#### ENTRIES PROVIDED ####
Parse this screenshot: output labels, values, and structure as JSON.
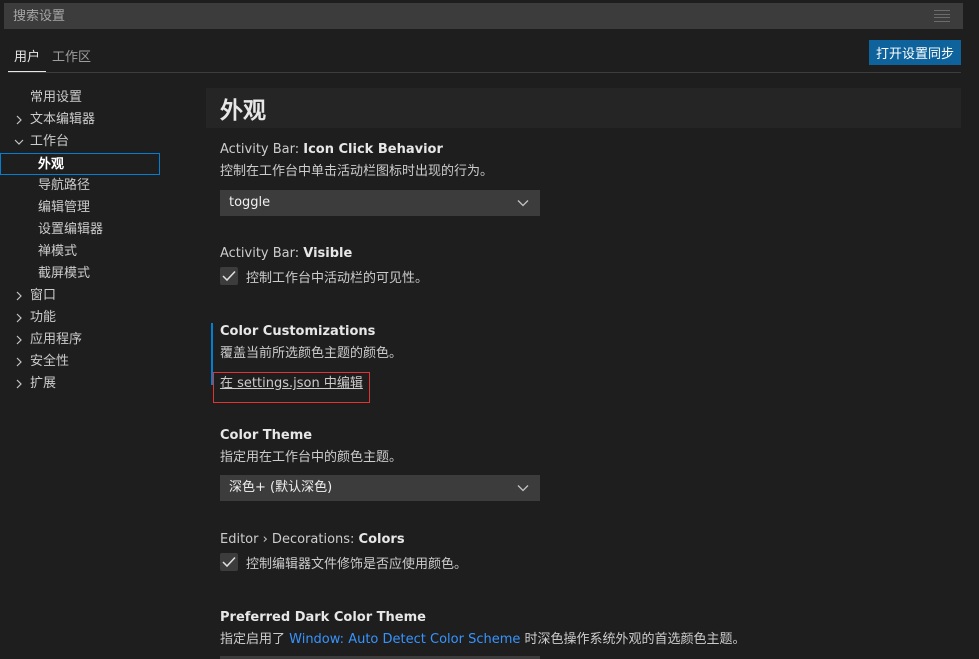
{
  "search": {
    "placeholder": "搜索设置",
    "filter_icon": "filter-icon"
  },
  "tabs": [
    {
      "label": "用户",
      "active": true
    },
    {
      "label": "工作区",
      "active": false
    }
  ],
  "sync_button": "打开设置同步",
  "toc": [
    {
      "label": "常用设置",
      "level": 0,
      "expandable": false
    },
    {
      "label": "文本编辑器",
      "level": 0,
      "expandable": true,
      "expanded": false
    },
    {
      "label": "工作台",
      "level": 0,
      "expandable": true,
      "expanded": true
    },
    {
      "label": "外观",
      "level": 1,
      "selected": true
    },
    {
      "label": "导航路径",
      "level": 1
    },
    {
      "label": "编辑管理",
      "level": 1
    },
    {
      "label": "设置编辑器",
      "level": 1
    },
    {
      "label": "禅模式",
      "level": 1
    },
    {
      "label": "截屏模式",
      "level": 1
    },
    {
      "label": "窗口",
      "level": 0,
      "expandable": true,
      "expanded": false
    },
    {
      "label": "功能",
      "level": 0,
      "expandable": true,
      "expanded": false
    },
    {
      "label": "应用程序",
      "level": 0,
      "expandable": true,
      "expanded": false
    },
    {
      "label": "安全性",
      "level": 0,
      "expandable": true,
      "expanded": false
    },
    {
      "label": "扩展",
      "level": 0,
      "expandable": true,
      "expanded": false
    }
  ],
  "section_title": "外观",
  "settings": {
    "icon_click": {
      "category": "Activity Bar: ",
      "name": "Icon Click Behavior",
      "description": "控制在工作台中单击活动栏图标时出现的行为。",
      "value": "toggle"
    },
    "visible": {
      "category": "Activity Bar: ",
      "name": "Visible",
      "description": "控制工作台中活动栏的可见性。",
      "checked": true
    },
    "color_customizations": {
      "name": "Color Customizations",
      "description": "覆盖当前所选颜色主题的颜色。",
      "link": "在 settings.json 中编辑"
    },
    "color_theme": {
      "name": "Color Theme",
      "description": "指定用在工作台中的颜色主题。",
      "value": "深色+ (默认深色)"
    },
    "decorations": {
      "category": "Editor › Decorations: ",
      "name": "Colors",
      "description": "控制编辑器文件修饰是否应使用颜色。",
      "checked": true
    },
    "preferred_dark": {
      "name": "Preferred Dark Color Theme",
      "desc_prefix": "指定启用了 ",
      "desc_link": "Window: Auto Detect Color Scheme",
      "desc_suffix": " 时深色操作系统外观的首选颜色主题。"
    }
  },
  "colors": {
    "background": "#1e1e1e",
    "accent": "#0e639c",
    "focus": "#007fd4",
    "link": "#3794ff",
    "highlight_box": "#e03434"
  }
}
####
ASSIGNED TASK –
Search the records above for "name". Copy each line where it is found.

SOLUTION TO THIS TASK –
      "name": "Icon Click Behavior",
      "name": "Visible",
      "name": "Color Customizations",
      "name": "Color Theme",
      "name": "Colors",
      "name": "Preferred Dark Color Theme",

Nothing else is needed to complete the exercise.